## Provided data
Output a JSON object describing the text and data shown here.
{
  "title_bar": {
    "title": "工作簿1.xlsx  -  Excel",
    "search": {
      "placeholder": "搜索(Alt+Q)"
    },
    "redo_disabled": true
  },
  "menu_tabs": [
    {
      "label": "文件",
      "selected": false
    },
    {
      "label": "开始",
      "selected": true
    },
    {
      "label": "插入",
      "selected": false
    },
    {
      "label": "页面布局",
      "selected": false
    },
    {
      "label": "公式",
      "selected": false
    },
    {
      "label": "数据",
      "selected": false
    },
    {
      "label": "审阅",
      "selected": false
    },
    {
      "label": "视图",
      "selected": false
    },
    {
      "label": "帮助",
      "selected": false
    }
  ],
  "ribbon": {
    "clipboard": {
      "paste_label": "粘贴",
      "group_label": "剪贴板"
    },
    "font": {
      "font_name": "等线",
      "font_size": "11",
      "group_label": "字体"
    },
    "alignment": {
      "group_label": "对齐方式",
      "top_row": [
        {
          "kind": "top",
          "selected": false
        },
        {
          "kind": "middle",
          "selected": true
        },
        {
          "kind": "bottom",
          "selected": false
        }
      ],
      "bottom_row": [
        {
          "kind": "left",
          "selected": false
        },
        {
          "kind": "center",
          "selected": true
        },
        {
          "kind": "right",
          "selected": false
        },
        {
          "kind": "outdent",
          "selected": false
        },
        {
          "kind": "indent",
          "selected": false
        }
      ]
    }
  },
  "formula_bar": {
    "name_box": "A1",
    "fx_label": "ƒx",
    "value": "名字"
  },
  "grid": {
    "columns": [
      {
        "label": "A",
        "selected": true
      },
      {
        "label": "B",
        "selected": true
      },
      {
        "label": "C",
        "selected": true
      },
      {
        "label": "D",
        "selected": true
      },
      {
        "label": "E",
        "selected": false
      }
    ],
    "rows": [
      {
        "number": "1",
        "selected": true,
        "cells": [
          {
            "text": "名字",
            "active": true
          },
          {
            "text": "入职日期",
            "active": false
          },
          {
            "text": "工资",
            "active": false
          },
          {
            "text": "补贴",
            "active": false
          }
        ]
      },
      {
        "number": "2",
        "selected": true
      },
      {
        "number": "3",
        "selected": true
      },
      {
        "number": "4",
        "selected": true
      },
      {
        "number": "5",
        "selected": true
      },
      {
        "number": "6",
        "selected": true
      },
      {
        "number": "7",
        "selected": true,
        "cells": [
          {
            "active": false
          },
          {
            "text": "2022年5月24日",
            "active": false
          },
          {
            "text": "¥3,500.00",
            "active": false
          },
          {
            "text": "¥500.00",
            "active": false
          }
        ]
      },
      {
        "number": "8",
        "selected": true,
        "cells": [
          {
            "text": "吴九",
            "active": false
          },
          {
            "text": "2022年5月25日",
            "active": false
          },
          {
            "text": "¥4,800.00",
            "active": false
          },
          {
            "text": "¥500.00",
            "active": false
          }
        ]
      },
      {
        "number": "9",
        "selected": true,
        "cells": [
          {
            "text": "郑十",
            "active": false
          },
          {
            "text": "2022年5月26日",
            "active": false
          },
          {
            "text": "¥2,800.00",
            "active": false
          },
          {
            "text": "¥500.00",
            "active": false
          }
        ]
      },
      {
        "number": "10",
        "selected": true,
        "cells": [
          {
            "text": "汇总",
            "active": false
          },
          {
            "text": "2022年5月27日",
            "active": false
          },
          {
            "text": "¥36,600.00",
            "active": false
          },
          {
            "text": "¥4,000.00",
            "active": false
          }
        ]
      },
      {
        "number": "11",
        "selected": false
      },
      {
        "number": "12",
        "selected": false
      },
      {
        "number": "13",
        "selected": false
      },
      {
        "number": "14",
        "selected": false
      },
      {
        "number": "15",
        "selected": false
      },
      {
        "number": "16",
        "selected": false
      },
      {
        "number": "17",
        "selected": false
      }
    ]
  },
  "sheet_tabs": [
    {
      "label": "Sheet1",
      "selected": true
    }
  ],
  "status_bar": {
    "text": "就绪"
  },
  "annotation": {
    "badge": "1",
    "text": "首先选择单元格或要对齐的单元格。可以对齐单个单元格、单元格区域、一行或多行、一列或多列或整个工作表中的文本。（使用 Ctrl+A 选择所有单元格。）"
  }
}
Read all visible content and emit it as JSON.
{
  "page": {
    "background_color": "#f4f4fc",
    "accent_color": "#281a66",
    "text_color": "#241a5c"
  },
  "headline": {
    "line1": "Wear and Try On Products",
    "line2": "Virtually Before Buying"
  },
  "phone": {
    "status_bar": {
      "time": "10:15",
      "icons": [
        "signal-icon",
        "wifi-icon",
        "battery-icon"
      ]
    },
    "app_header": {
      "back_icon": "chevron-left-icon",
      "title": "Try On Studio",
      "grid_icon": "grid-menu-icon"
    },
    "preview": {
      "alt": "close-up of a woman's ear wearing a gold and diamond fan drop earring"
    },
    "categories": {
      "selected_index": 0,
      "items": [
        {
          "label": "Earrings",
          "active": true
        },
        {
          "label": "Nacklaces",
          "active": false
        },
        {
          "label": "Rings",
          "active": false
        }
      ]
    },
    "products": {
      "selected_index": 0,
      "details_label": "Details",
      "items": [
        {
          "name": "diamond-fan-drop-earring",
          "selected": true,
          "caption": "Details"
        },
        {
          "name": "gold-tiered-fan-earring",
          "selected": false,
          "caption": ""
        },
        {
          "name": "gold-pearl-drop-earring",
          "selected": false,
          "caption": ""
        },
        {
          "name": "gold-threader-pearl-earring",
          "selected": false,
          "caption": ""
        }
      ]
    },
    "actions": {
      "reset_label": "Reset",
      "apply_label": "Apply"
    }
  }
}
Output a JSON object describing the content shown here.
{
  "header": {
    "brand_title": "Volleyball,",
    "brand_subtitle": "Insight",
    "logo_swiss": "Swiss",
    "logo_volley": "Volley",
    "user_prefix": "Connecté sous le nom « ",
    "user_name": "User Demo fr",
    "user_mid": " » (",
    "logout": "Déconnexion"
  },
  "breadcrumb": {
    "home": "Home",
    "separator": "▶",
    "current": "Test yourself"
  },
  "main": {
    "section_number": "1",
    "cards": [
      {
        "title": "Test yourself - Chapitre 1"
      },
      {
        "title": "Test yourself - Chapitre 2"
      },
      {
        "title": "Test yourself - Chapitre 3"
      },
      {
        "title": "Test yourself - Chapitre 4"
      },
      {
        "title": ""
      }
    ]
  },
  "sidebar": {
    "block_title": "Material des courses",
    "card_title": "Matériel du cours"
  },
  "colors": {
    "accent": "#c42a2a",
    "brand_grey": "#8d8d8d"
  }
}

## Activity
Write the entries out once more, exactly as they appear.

## Answer box
Output a JSON object describing the text and data shown here.
{
  "title_bar": {
    "title": "工作簿1.xlsx  -  Excel",
    "search": {
      "placeholder": "搜索(Alt+Q)"
    },
    "redo_disabled": true
  },
  "menu_tabs": [
    {
      "label": "文件",
      "selected": false
    },
    {
      "label": "开始",
      "selected": true
    },
    {
      "label": "插入",
      "selected": false
    },
    {
      "label": "页面布局",
      "selected": false
    },
    {
      "label": "公式",
      "selected": false
    },
    {
      "label": "数据",
      "selected": false
    },
    {
      "label": "审阅",
      "selected": false
    },
    {
      "label": "视图",
      "selected": false
    },
    {
      "label": "帮助",
      "selected": false
    }
  ],
  "ribbon": {
    "clipboard": {
      "paste_label": "粘贴",
      "group_label": "剪贴板"
    },
    "font": {
      "font_name": "等线",
      "font_size": "11",
      "group_label": "字体"
    },
    "alignment": {
      "group_label": "对齐方式",
      "top_row": [
        {
          "kind": "top",
          "selected": false
        },
        {
          "kind": "middle",
          "selected": true
        },
        {
          "kind": "bottom",
          "selected": false
        }
      ],
      "bottom_row": [
        {
          "kind": "left",
          "selected": false
        },
        {
          "kind": "center",
          "selected": true
        },
        {
          "kind": "right",
          "selected": false
        },
        {
          "kind": "outdent",
          "selected": false
        },
        {
          "kind": "indent",
          "selected": false
        }
      ]
    }
  },
  "formula_bar": {
    "name_box": "A1",
    "fx_label": "ƒx",
    "value": "名字"
  },
  "grid": {
    "columns": [
      {
        "label": "A",
        "selected": true
      },
      {
        "label": "B",
        "selected": true
      },
      {
        "label": "C",
        "selected": true
      },
      {
        "label": "D",
        "selected": true
      },
      {
        "label": "E",
        "selected": false
      }
    ],
    "rows": [
      {
        "number": "1",
        "selected": true,
        "cells": [
          {
            "text": "名字",
            "active": true
          },
          {
            "text": "入职日期",
            "active": false
          },
          {
            "text": "工资",
            "active": false
          },
          {
            "text": "补贴",
            "active": false
          }
        ]
      },
      {
        "number": "2",
        "selected": true
      },
      {
        "number": "3",
        "selected": true
      },
      {
        "number": "4",
        "selected": true
      },
      {
        "number": "5",
        "selected": true
      },
      {
        "number": "6",
        "selected": true
      },
      {
        "number": "7",
        "selected": true,
        "cells": [
          {
            "active": false
          },
          {
            "text": "2022年5月24日",
            "active": false
          },
          {
            "text": "¥3,500.00",
            "active": false
          },
          {
            "text": "¥500.00",
            "active": false
          }
        ]
      },
      {
        "number": "8",
        "selected": true,
        "cells": [
          {
            "text": "吴九",
            "active": false
          },
          {
            "text": "2022年5月25日",
            "active": false
          },
          {
            "text": "¥4,800.00",
            "active": false
          },
          {
            "text": "¥500.00",
            "active": false
          }
        ]
      },
      {
        "number": "9",
        "selected": true,
        "cells": [
          {
            "text": "郑十",
            "active": false
          },
          {
            "text": "2022年5月26日",
            "active": false
          },
          {
            "text": "¥2,800.00",
            "active": false
          },
          {
            "text": "¥500.00",
            "active": false
          }
        ]
      },
      {
        "number": "10",
        "selected": true,
        "cells": [
          {
            "text": "汇总",
            "active": false
          },
          {
            "text": "2022年5月27日",
            "active": false
          },
          {
            "text": "¥36,600.00",
            "active": false
          },
          {
            "text": "¥4,000.00",
            "active": false
          }
        ]
      },
      {
        "number": "11",
        "selected": false
      },
      {
        "number": "12",
        "selected": false
      },
      {
        "number": "13",
        "selected": false
      },
      {
        "number": "14",
        "selected": false
      },
      {
        "number": "15",
        "selected": false
      },
      {
        "number": "16",
        "selected": false
      },
      {
        "number": "17",
        "selected": false
      }
    ]
  },
  "sheet_tabs": [
    {
      "label": "Sheet1",
      "selected": true
    }
  ],
  "status_bar": {
    "text": "就绪"
  },
  "annotation": {
    "badge": "1",
    "text": "首先选择单元格或要对齐的单元格。可以对齐单个单元格、单元格区域、一行或多行、一列或多列或整个工作表中的文本。（使用 Ctrl+A 选择所有单元格。）"
  }
}
Read all visible content and emit it as JSON.
{
  "page": {
    "background_color": "#f4f4fc",
    "accent_color": "#281a66",
    "text_color": "#241a5c"
  },
  "headline": {
    "line1": "Wear and Try On Products",
    "line2": "Virtually Before Buying"
  },
  "phone": {
    "status_bar": {
      "time": "10:15",
      "icons": [
        "signal-icon",
        "wifi-icon",
        "battery-icon"
      ]
    },
    "app_header": {
      "back_icon": "chevron-left-icon",
      "title": "Try On Studio",
      "grid_icon": "grid-menu-icon"
    },
    "preview": {
      "alt": "close-up of a woman's ear wearing a gold and diamond fan drop earring"
    },
    "categories": {
      "selected_index": 0,
      "items": [
        {
          "label": "Earrings",
          "active": true
        },
        {
          "label": "Nacklaces",
          "active": false
        },
        {
          "label": "Rings",
          "active": false
        }
      ]
    },
    "products": {
      "selected_index": 0,
      "details_label": "Details",
      "items": [
        {
          "name": "diamond-fan-drop-earring",
          "selected": true,
          "caption": "Details"
        },
        {
          "name": "gold-tiered-fan-earring",
          "selected": false,
          "caption": ""
        },
        {
          "name": "gold-pearl-drop-earring",
          "selected": false,
          "caption": ""
        },
        {
          "name": "gold-threader-pearl-earring",
          "selected": false,
          "caption": ""
        }
      ]
    },
    "actions": {
      "reset_label": "Reset",
      "apply_label": "Apply"
    }
  }
}
Output a JSON object describing the content shown here.
{
  "header": {
    "brand_title": "Volleyball,",
    "brand_subtitle": "Insight",
    "logo_swiss": "Swiss",
    "logo_volley": "Volley",
    "user_prefix": "Connecté sous le nom « ",
    "user_name": "User Demo fr",
    "user_mid": " » (",
    "logout": "Déconnexion"
  },
  "breadcrumb": {
    "home": "Home",
    "separator": "▶",
    "current": "Test yourself"
  },
  "main": {
    "section_number": "1",
    "cards": [
      {
        "title": "Test yourself - Chapitre 1"
      },
      {
        "title": "Test yourself - Chapitre 2"
      },
      {
        "title": "Test yourself - Chapitre 3"
      },
      {
        "title": "Test yourself - Chapitre 4"
      },
      {
        "title": ""
      }
    ]
  },
  "sidebar": {
    "block_title": "Material des courses",
    "card_title": "Matériel du cours"
  },
  "colors": {
    "accent": "#c42a2a",
    "brand_grey": "#8d8d8d"
  }
}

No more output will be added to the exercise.